Favorite restaurant? Westville’s pretty cool. But I like to go to Cipriani’s. (laughing) Just joking. But I do like Da Silvano. I love it there … actually, I like Bar Pitti better — it’s lighter.

I’ve seen the Polaroids scattered all over your studio, and I know you enjoy shooting your interesting friends. What inspires your photography? Life and death. My favorite photographers are Annie Leibovitz, Bill Brandt and Irving Penn.

MDLR is a far cry from your father’s sophisticated feminine gowns. What does it take to be considered a rebel? I don’t really consider myself to be a rebel. But Stephen Hawking’s a rebel.
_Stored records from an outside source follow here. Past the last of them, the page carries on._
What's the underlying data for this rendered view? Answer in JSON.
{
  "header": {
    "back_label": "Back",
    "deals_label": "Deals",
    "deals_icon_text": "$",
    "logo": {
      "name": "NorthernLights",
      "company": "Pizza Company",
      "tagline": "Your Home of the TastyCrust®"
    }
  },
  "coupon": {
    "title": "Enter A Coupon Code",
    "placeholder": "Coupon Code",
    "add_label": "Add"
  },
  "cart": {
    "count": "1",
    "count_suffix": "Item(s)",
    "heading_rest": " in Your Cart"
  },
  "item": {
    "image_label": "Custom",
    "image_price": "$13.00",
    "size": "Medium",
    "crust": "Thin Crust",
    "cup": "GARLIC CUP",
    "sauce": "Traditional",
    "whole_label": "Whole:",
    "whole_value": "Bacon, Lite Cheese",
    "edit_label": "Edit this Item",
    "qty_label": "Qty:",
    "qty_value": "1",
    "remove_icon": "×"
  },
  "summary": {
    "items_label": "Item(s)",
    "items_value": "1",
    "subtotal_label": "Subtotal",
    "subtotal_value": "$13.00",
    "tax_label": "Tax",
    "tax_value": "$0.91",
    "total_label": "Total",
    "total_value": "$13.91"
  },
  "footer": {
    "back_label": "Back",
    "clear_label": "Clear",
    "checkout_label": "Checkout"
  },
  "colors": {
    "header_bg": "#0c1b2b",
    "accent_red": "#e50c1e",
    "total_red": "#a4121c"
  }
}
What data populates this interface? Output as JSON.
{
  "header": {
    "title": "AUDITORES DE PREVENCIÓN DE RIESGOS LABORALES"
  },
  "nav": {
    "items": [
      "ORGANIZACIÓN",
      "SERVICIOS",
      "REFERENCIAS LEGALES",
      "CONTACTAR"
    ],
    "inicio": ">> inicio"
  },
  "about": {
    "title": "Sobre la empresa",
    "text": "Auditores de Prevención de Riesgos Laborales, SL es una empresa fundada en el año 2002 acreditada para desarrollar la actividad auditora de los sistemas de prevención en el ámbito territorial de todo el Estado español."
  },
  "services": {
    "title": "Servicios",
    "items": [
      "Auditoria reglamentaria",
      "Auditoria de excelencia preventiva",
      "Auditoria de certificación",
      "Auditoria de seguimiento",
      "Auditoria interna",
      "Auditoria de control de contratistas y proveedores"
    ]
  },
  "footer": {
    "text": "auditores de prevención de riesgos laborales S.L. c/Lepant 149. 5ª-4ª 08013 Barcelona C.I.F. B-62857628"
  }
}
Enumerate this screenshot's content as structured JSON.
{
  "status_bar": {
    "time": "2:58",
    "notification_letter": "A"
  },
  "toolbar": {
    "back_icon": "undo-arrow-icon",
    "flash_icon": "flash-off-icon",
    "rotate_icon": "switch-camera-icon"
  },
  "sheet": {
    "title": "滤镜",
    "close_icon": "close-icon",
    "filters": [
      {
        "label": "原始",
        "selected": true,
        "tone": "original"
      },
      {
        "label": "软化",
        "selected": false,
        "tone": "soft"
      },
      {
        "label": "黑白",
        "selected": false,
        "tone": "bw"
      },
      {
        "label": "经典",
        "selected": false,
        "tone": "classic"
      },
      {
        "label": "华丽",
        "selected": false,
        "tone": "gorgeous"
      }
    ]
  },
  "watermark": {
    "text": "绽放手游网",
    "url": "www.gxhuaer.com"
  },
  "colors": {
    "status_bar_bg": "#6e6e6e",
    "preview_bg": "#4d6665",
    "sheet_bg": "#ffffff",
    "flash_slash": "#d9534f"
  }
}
Anyone who’s willing to challenge the current state of being is a rebel to me … anyone who stands up for change, stands up for others, for what’s right is a rebel.

So you’re a rebel in the making. Is there a fine line between making bold choices and trying too hard (a.k.a. a poser)? I hope one day I can change certain things about the fashion industry and maybe be a rebel myself. I don’t know, I just try and do my thing … that’s all. And hopefully, by staying true to myself, some changes will be made. And yes, there is always a fine line. If something’s not you, don’t rock it because the clothes pick the person, ya dig? So if you’re rocking an outfit that you don’t feel, you’re probably trying too hard and should throw on some jeans and a button down. Less is more anyway — simple is chic.

It’s your Fashion Week show. What music will you be playing, and who do you want front row center? I’d like Iggy Pop to be playing. They’re both great but Bowie bit a lot from Iggy when he first came to America and was trying to be all “raw” and “rock ‘n’ roll.” Iggy Pop is fucking raw power man, and Zombie Birdhouse is one of the best and most underrated albums ever, but so was Bowie’s Low. But Iggy still tops it in my book. It’d be cool and kind of a diss to be playing Iggy but have Bowie in the front row.